Your home is a haven for peace, tranquility, and relaxation. So when summer comes calling with high temperatures and low indoor humidity, you need a hero by the name humidifier. A humidifier keeps the humidity levels optimal, which contributes to your comfort.
Running your humidifier at night helps you get a good night’s sleep. Low humidity during summer causes dry throat and dry skin that can irritate you when you sleep. For a restful night, install a high-quality humidifier.
Cools You Down
Concurrently running your humidifier and the AC creates the ultimate excellent effect. When the air is humid, you can switch up the AC’s temperature and save yourself some cash. That’s a win-win situation for you right there.
protect your home
Too low and too high humidity causes furniture, drywalls, and your prized possessions to warp and crack. Humidifiers maintain optimal humidity levels to keep your home’s aesthetic intact.
Skin and Hair Benefits
Humidifiers clean your pores and hydrate your skin, keeping it looking young. Scaly and curly hair is typical during summer, which humidifiers combat.
Humidifiers are also great for improving your hair’s softness, shine, and strength because humidifiers will balance out the humidity in your home.
The effect of balanced humidity is that your hair will be less prone to drying out or frizzing, which will give your hair care routine a nice boost on the base level.
How To Set Up Your Humidifier During Summer?
You need to get the setup right after purchasing a quality humidifier (cool mist ultrasonic humidifier). You can have an expert setup and recommend adjustments during summer.
Ideally, you want to turn off or keep your humidifier settings low during the peak summer months (July and August). Also, tone down the humidifier for a good night’s sleep.
It can be tricky to get the perfect setting.
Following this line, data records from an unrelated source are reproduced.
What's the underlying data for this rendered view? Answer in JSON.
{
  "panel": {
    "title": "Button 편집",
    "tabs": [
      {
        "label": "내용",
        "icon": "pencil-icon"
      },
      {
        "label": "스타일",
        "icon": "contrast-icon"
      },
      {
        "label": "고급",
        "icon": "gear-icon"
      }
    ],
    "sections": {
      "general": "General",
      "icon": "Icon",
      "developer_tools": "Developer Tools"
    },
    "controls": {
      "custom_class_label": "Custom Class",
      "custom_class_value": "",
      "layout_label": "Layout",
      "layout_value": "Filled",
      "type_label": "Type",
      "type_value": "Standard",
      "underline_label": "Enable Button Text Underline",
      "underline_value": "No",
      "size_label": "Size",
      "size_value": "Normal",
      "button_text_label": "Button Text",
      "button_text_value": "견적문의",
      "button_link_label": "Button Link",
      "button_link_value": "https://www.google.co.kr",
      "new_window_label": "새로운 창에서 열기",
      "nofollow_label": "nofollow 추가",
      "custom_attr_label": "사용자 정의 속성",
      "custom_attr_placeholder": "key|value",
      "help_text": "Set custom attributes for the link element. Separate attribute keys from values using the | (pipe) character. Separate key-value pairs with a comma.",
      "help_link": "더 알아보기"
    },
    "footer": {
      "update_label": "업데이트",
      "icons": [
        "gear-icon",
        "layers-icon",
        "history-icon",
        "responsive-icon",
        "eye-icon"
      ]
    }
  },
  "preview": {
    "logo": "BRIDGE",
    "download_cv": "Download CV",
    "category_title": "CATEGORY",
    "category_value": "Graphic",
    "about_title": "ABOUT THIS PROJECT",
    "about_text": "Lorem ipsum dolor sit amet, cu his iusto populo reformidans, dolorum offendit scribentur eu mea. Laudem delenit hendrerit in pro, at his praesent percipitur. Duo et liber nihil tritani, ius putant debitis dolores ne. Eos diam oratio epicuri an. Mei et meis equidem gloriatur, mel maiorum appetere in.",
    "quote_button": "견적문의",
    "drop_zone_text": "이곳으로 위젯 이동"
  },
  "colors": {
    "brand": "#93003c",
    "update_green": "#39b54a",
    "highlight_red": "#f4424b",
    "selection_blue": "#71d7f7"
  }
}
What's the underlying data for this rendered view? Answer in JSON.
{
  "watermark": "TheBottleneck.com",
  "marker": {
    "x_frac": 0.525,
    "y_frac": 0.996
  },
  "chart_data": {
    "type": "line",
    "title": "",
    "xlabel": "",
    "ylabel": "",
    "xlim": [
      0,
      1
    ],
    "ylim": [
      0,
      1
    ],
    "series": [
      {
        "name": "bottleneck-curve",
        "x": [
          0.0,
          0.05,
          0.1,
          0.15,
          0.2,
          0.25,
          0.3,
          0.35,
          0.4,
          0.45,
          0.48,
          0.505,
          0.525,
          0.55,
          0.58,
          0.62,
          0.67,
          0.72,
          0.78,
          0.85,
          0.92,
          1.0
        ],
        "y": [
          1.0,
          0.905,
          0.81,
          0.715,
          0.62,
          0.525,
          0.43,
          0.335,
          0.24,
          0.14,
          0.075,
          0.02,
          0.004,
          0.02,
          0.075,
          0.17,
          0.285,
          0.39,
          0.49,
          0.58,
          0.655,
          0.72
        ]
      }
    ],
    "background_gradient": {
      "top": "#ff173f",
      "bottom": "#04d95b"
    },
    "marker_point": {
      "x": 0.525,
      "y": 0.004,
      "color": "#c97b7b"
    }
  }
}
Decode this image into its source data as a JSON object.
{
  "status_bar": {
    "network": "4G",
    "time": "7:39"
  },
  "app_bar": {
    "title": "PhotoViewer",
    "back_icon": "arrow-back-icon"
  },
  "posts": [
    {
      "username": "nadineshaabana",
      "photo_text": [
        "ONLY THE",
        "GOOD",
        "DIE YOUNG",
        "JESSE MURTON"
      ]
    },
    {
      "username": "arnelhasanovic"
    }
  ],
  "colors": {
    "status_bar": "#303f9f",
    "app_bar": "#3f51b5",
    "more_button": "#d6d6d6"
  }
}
One way to do it is to employ an easy-to-use system called the “three vent rule,” which is as follows:
- Place your finger over the vent for three seconds and check.
- If your fingers are sweaty, then you need to lower the setting. If they are dry, then tone it up.
- Finally, move three meters away from the humidifier – if you feel the breeze, you are clear.
You should always keep your humidifier in a safe spot in your kids’ bedroom. Toddlers can get curious about the electrical plugs and water reservoirs, a combination for impending disaster.
Should I turn off my humidifier in the summer?
This may seem a bit controversial to what we discussed earlier, but you should turn off the humidifier in summer under some circumstances.
For instance, when you don’t use AC and you feel the air is already clammy, then you should stop using a humidifier. Instead, you should use a dehumidifier. In some areas, the humidity at different times varies a lot, so you may only need to use it in the morning or at night.
Or when your AC is overloaded and can’t function well, you should turn off the humidifier to see if the humidifier is the culprit and find another workaround.
Can you run a humidifier in the summer? Yes. But don’t keep it on all the time. The sweet spot in keeping your utility bills low and comfort high during summer is buying the correct humidifier and applying the relevant settings.
We understand the importance of air quality and want you to have a fantastic summer. Don’t forget to check your hydrometer or get a unit with a built-in humidistat so the indoor humidity level is always in the proper range.